Crime - Sacto 911

Some Sacramento police agencies already adhering to Prop. 47 changes

Sacramento County Sheriff’s Department announced it had begun a review of 420 suspects in its jails and subsequently determined that 50 of them were eligible for misdemeanor rather than felony charges, Sgt. Lisa Bowman said.
Sacramento County Sheriff’s Department announced it had begun a review of 420 suspects in its jails and subsequently determined that 50 of them were eligible for misdemeanor rather than felony charges, Sgt. Lisa Bowman said. AP

Some local law enforcement agencies already have begun implementing Proposition 47 – the initiative voters adopted last week that reduces criminal penalties for some drug and property crimes – with officers in Sacramento citing rather than arresting some suspects and the Sacramento County sheriff releasing 50 suspects whose alleged crimes suddenly have been shifted from felonies to misdemeanors.

Officers are being briefed on the changes Proposition 47 makes in state law, primarily reducing crimes such as drug possession, commercial burglary or theft from felonies to misdemeanors if the amount involved is worth $950 or less.

“I don’t believe that we’ve had any extreme results,” Sacramento police spokesman Officer Justin Brown said Monday. “I received information from one officer that he cited and released one suspect regarding drug activity.

“So, instead of taking someone to jail on a felony, the statute allows an officer to cite and release someone for certain crimes. It’s not really a major change for us to cite and release rather than taking them to jail.”

Brown emphasized that suspects who are cited still have to show up for court dates and that citations are not offered to people who have other issues that require them to be jailed.

“As long as the individual we come into contact with meets the requirements for release – and they’re not intoxicated or don’t have an outstanding warrant or something like that – then they’re going to be cited and released just like any other misdemeanor,” he said. “We still write a report, we still book evidence that we need to book. If it’s a drug, we book that evidence.”

The measure, which passed with more than 58 percent of the vote and took effect immediately, has far-reaching repercussions on how some criminal charges will be handled from now on.

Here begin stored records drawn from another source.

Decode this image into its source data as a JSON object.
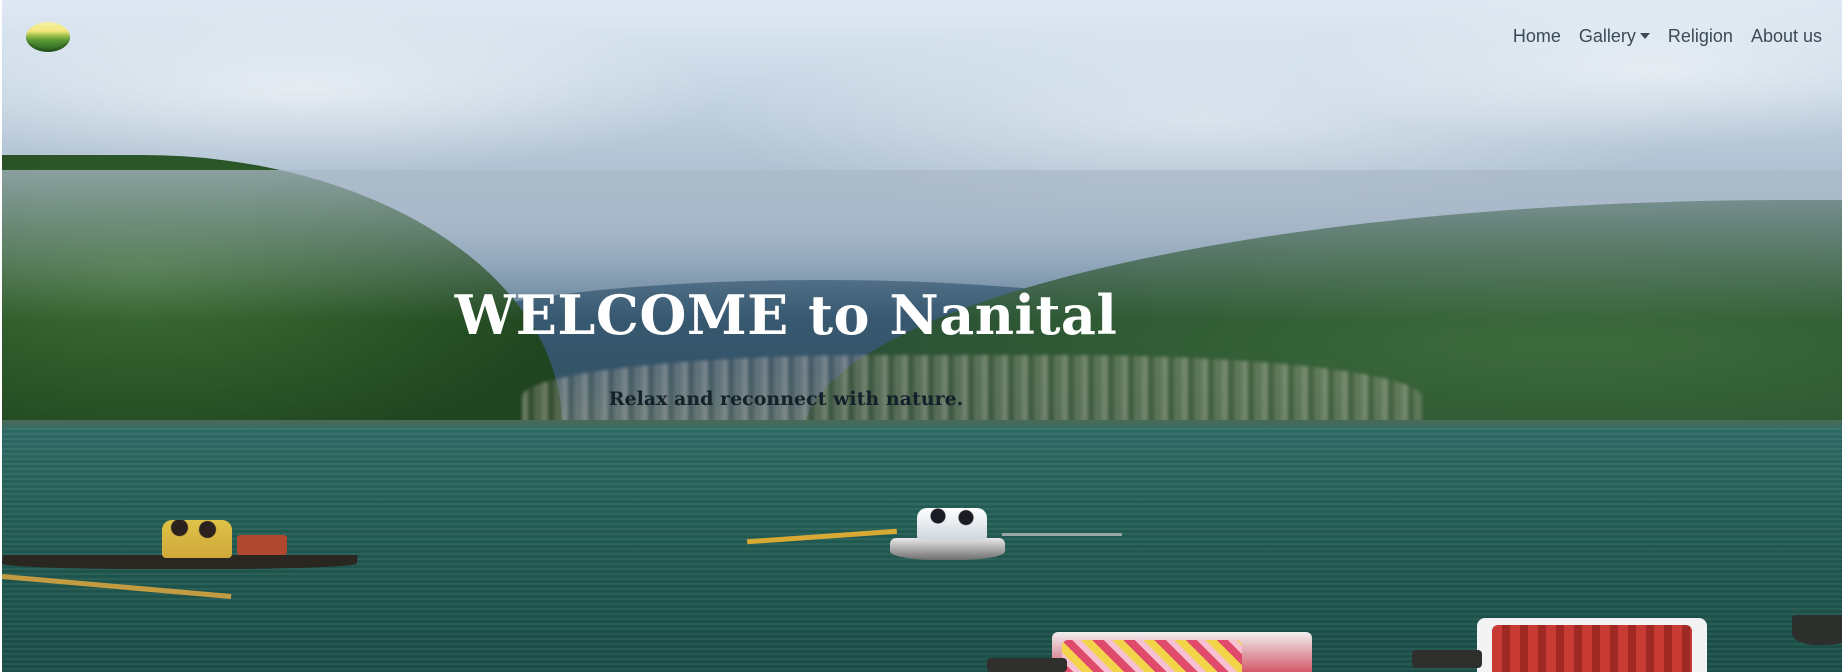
{
  "nav": {
    "brand_label": "Nanital logo",
    "items": [
      {
        "label": "Home"
      },
      {
        "label": "Gallery",
        "dropdown": true
      },
      {
        "label": "Religion"
      },
      {
        "label": "About us"
      }
    ]
  },
  "hero": {
    "title": "WELCOME to Nanital",
    "tagline": "Relax and reconnect with nature."
  },
  "colors": {
    "nav_text": "#3a4a57",
    "title_text": "#ffffff",
    "tagline_text": "#14202a"
  },
  "icons": {
    "brand": "hill-landscape-logo-icon",
    "dropdown": "caret-down-icon"
  }
}
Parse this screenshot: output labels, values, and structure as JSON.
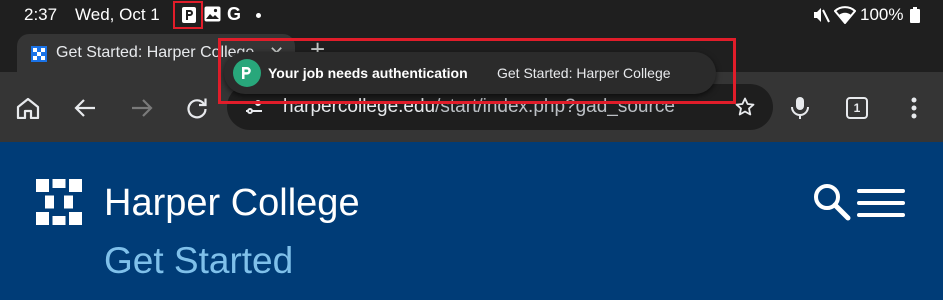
{
  "status_bar": {
    "time": "2:37",
    "date": "Wed, Oct 1",
    "battery": "100%",
    "icons": [
      "papercut-notification-icon",
      "gallery-icon",
      "google-icon",
      "more-dot-icon",
      "mute-icon",
      "wifi-icon",
      "battery-icon"
    ],
    "google_letter": "G"
  },
  "tab": {
    "title": "Get Started: Harper College",
    "close_label": "✕",
    "new_tab_label": "+"
  },
  "toolbar": {
    "url_domain": "harpercollege.edu",
    "url_path": "/start/index.php?gad_source",
    "tab_count": "1"
  },
  "page": {
    "brand": "Harper College",
    "subtitle": "Get Started",
    "colors": {
      "background": "#003c77",
      "subtitle": "#7fc0ea"
    }
  },
  "notification": {
    "title": "Your job needs authentication",
    "body": "Get Started: Harper College",
    "icon_color": "#28a77b",
    "highlight_color": "#e11d2a"
  }
}
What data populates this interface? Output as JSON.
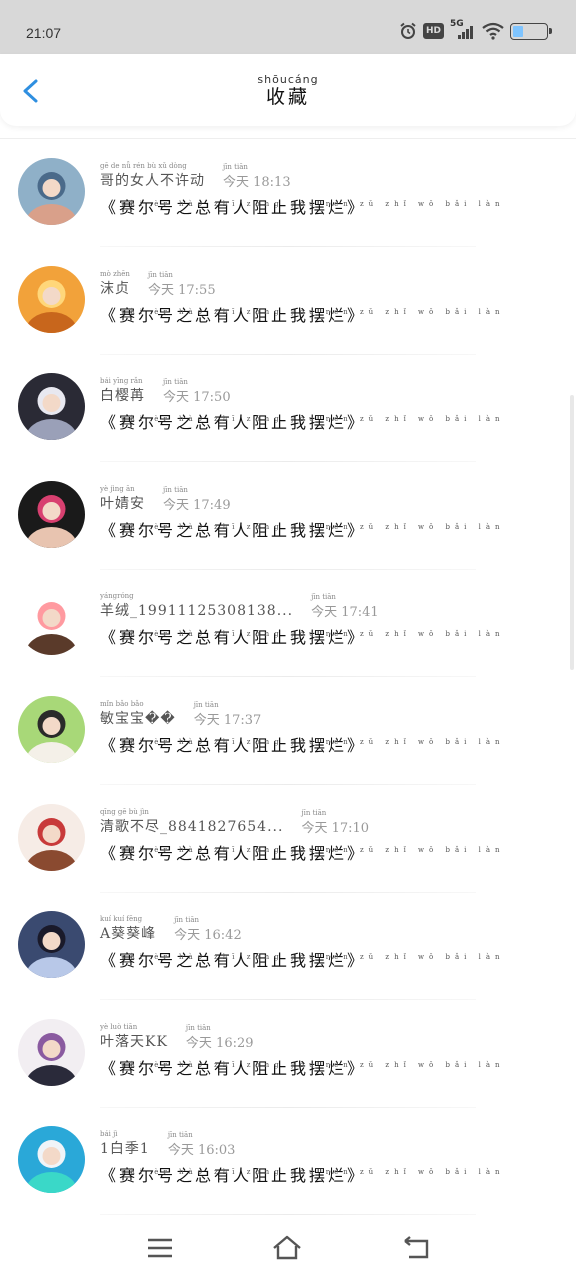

For instance, once the measure passed, the Sacramento County Sheriff’s Department announced it had begun a review of 420 suspects in its jails and subsequently determined that 50 of them were eligible for misdemeanor rather than felony charges, Sgt. Lisa Bowman said.

Those 50 were released last week, although Bowman said she did not have a breakdown on what types of crimes they had originally been charged with committing. Sacramento Main Jail’s population Monday was 2,129 inmates, with a capacity of 2,432, and Rio Cosumnes Correctional Center’s population was 2,127 inmates, with a capacity of 2,627.

El Dorado County sheriff’s officials reported they had released three inmates since the measure passed.

In Citrus Heights, where Police Chief Christopher Boyd campaigned against Proposition 47 as a measure that would increase crime, officers are being briefed on how to comply with the new law.

“The biggest thing we’ve done is education in our patrol briefings,” Sgt. Michael Wells said.

Wells added that some officers who had been scheduled to make court appearances to testify in cases they handled have been getting calls from prosecutors telling them not to bother, because the case has been downgraded from a felony.

Other departments were working to create policies to handle implementation of the measure and said they had no information on how they planned to proceed.

Lenore Anderson, executive director of Californians for Safety and Justice, which spearheaded the passage of the measure, said she had not heard of any agencies refusing to comply with the new law.

“We’re glad that the law is being implemented and things are proceeding ahead with the changed practices that have to happen,” she said. “We have not had any issues of noncompliance.”

The law is designed to reduce inmate populations in state prisons and county jails, creating savings that can be funneled into rehabilitation and mental health programs to reduce recidivism.

Although most law enforcement leaders opposed the measure strongly, voters rejected their warnings and passed the initiative, which allows individuals with prior felony convictions to return to court and petition to have their convictions downgraded to misdemeanors.

Inmates already serving time for crimes listed under the measure also can ask a court to reduce their convictions and allow their release, a provision that could affect 10,000 prisoners. That part of the new law does not apply to defendants with past convictions for crimes such as murder, rape or child molestation.

Call The Bee’s Sam Stanton, (916) 321-1091.

Related stories from Sacramento Bee

  Comments